• **Exercise inputs**
.....
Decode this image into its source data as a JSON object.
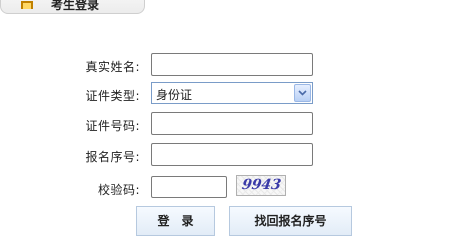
{
  "header": {
    "tab_title": "考生登录"
  },
  "form": {
    "name_label": "真实姓名:",
    "id_type_label": "证件类型:",
    "id_type_value": "身份证",
    "id_number_label": "证件号码:",
    "reg_number_label": "报名序号:",
    "captcha_label": "校验码:",
    "captcha_image_text": "9943"
  },
  "buttons": {
    "login_label": "登录",
    "recover_label": "找回报名序号"
  }
}
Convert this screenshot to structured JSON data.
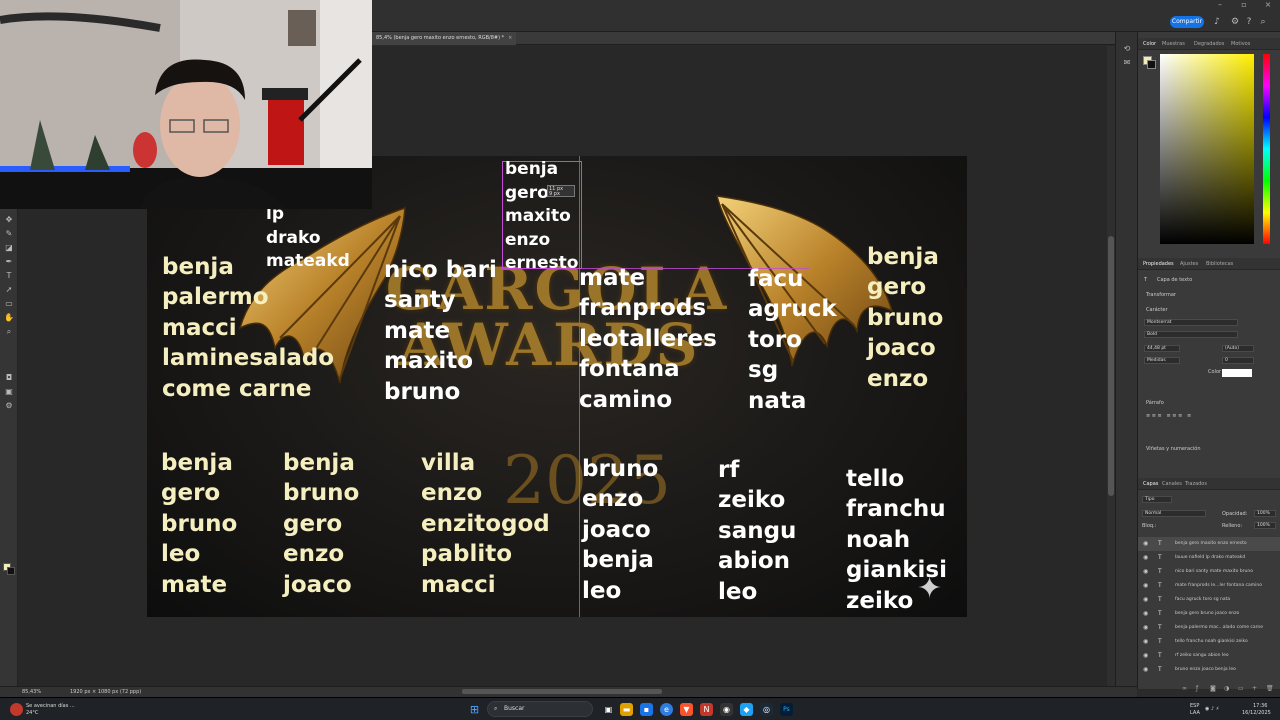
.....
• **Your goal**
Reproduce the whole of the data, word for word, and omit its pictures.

• **Exercise result**
Decode this image into its source data as a JSON object.
{
  "header": {
    "tab_title": "考生登录"
  },
  "form": {
    "name_label": "真实姓名:",
    "id_type_label": "证件类型:",
    "id_type_value": "身份证",
    "id_number_label": "证件号码:",
    "reg_number_label": "报名序号:",
    "captcha_label": "校验码:",
    "captcha_image_text": "9943"
  },
  "buttons": {
    "login_label": "登录",
    "recover_label": "找回报名序号"
  }
}
Convert this screenshot to structured JSON data.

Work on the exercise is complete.